In such a climate, the much-needed tolerance of and care for the older generation must be instilled in the youth by implementing value-based education in schools and in young adults by encouraging activities that enhance cross-generational expressive ties. A society whose children, youth and young adults, together with those in middle age, care for and support the dependent elderly, is alive and vital. Such societies also readily adopt barrier-free standards in living and working spaces and transportation systems. They facilitate access for the elderly to friends, family and the wider community and strengthen instrumental ties across those age brackets.
Despite constitutional rights and legal provisions in the Indian legal framework, there are no laws in the country that specifically protect and promote the human rights and fundamental freedoms of older adults. To obtain justice when their rights are violated, the elderly must follow the same tedious legal processes to which the less vulnerable sections of society are subjected.
Moreover, the penal provisions under the Maintenance and Welfare of Parents and Senior Citizens Act (Imprisonment, Fine and Disinheritance) 2007 are difficult to execute, as parents find it difficult to plead for punitive action to be taken against their errant children. The safety and legal protection of life and property for the elderly continue to be big concerns. Against this backdrop, resolution of disputes regarding maintenance of the elderly should include dispute settlement mechanisms such as mediation, instead of the penal provisions of the Act. Special provisions should also be included in the Indian Penal Code to protect older adults from domestic abuse. Specific and comprehensive legislation to grant special status to older adults, and especially the minorities among them, would be needed.

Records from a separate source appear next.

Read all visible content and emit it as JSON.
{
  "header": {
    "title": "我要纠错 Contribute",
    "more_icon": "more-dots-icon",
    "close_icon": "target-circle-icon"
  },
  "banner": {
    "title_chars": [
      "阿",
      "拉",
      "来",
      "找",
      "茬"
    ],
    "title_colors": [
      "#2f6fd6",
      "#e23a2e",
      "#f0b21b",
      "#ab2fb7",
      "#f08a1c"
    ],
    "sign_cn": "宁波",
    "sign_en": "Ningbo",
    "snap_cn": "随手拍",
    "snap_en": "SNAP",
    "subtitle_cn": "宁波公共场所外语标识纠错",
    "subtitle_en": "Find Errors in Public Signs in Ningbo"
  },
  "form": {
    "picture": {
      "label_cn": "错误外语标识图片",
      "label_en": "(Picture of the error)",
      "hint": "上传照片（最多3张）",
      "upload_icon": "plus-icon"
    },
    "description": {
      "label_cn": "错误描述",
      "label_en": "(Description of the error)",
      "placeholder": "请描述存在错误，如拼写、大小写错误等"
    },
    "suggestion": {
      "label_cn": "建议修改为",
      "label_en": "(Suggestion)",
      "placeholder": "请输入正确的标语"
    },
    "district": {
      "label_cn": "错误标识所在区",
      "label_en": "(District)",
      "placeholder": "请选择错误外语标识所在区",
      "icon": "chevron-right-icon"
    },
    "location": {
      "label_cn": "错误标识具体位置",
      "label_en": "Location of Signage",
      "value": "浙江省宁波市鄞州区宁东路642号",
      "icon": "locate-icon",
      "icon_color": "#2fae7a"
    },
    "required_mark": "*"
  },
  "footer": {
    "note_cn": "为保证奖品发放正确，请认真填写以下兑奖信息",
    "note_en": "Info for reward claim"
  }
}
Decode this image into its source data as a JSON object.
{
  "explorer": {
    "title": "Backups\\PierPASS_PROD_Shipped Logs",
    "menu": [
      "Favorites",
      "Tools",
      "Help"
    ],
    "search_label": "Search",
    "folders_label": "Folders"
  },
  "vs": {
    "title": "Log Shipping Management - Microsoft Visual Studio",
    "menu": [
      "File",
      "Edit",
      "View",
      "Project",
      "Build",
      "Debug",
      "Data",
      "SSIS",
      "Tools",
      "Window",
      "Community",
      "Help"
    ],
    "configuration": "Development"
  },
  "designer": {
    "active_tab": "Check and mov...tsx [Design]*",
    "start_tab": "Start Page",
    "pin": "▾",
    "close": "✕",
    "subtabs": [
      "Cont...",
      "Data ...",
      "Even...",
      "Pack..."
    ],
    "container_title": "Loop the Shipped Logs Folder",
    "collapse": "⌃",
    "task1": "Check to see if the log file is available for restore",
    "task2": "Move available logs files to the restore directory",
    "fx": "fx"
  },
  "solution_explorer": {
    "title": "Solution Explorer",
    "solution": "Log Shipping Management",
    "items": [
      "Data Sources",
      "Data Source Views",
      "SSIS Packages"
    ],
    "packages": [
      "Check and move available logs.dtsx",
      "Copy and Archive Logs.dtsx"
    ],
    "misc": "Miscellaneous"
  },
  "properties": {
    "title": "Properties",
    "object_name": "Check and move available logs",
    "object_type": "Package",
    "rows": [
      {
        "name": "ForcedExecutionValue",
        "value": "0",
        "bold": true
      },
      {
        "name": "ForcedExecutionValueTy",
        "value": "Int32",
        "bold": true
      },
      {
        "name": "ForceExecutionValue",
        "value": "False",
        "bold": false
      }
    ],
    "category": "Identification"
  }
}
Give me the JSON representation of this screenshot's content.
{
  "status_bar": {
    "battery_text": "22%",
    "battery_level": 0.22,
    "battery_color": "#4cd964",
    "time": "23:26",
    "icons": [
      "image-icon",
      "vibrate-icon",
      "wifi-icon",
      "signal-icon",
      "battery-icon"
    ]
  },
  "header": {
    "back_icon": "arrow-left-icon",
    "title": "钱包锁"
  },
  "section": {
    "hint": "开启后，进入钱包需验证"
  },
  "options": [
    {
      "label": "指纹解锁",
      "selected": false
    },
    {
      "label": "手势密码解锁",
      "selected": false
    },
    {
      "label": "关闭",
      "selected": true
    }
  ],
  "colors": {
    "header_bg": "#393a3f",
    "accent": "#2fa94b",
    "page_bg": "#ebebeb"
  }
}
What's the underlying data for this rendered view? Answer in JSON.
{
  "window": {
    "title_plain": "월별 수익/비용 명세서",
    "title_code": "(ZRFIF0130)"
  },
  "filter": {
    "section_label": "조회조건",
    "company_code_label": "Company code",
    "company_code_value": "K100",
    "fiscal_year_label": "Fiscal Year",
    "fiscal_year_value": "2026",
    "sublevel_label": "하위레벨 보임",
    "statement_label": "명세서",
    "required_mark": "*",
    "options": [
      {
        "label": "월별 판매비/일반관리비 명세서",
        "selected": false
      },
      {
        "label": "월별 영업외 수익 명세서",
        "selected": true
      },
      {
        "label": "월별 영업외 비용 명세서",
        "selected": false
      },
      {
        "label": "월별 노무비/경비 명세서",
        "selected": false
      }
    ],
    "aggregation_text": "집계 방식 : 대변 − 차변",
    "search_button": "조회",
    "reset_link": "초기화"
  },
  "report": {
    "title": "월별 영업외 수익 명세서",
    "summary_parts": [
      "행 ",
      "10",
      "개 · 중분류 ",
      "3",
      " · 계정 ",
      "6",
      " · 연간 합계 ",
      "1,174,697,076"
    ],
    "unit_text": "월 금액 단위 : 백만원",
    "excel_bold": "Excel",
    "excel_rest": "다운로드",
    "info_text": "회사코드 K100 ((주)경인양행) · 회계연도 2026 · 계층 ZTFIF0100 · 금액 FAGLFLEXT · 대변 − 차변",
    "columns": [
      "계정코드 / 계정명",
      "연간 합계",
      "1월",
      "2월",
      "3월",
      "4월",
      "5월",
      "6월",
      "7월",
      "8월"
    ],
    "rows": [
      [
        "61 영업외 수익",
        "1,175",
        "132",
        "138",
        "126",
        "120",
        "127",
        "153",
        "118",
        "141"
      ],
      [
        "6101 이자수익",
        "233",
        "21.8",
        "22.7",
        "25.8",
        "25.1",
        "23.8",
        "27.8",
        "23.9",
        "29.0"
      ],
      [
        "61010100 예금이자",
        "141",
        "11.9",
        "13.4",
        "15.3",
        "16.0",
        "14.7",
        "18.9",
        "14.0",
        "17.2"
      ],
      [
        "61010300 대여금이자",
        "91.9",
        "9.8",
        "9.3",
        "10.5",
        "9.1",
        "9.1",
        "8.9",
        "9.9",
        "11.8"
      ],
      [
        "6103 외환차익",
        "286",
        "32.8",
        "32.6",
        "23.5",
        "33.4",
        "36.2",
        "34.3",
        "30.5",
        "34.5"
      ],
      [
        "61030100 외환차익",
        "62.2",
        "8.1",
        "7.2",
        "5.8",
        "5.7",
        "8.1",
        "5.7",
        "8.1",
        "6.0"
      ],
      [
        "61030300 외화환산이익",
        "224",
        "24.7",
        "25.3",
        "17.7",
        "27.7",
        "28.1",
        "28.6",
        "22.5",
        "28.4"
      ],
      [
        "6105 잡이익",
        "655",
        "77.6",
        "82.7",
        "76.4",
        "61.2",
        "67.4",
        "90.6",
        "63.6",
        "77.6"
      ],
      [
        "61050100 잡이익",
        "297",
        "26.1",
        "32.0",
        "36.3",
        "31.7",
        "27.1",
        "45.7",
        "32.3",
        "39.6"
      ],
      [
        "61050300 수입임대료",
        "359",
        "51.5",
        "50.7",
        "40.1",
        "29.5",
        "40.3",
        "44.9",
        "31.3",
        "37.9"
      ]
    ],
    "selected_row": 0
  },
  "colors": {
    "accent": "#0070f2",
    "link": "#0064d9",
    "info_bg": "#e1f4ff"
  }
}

Systemic measures, such as simplified legal procedures to deal with violations of the rights of the elderly, would firmly underpin such legislation. This could include free legal aid, legal aid help lines, and sensitization and advocacy programmers to raise awareness among the elderly of their legal entitlements and, concurrently, orientating and sensitizing the law enforcement machinery. This could include the formulation of other legislation related, for instance, to end-of-life care, advanced directives, anticipatory care plans, and withdrawal of feeding and not-for-resuscitation exigencies.
The way forward
Clearly, the way forward is collaborative multi stakeholder engagement so that a forum for IbIn Bangalore’s Senior Citizen initiative may be developed. Aspirations – which represents the first product of this collaboration – has created a platform for discussion and cooperation across sectors. The gaps identified in this document and the ideas that can help close them can be translated into strategic programmers to serve India’s elderly.
This initiative has identified five major areas of need and recommended programmatic measures to address them. It is hoped that the recommendations will encourage individuals and agencies to invest further in elder care systems so that manifold returns may be hoped for in the future. In parallel, while implementation is strengthened through the initiation of large-scale programmers, cost-effective and evidence-based research should be given the required impetus so that it is distilled into policy that preserves the rights of the elderly and assures them a dignified and fulfilling life.
(The author is President, Association of National Board of Accredited Institutions)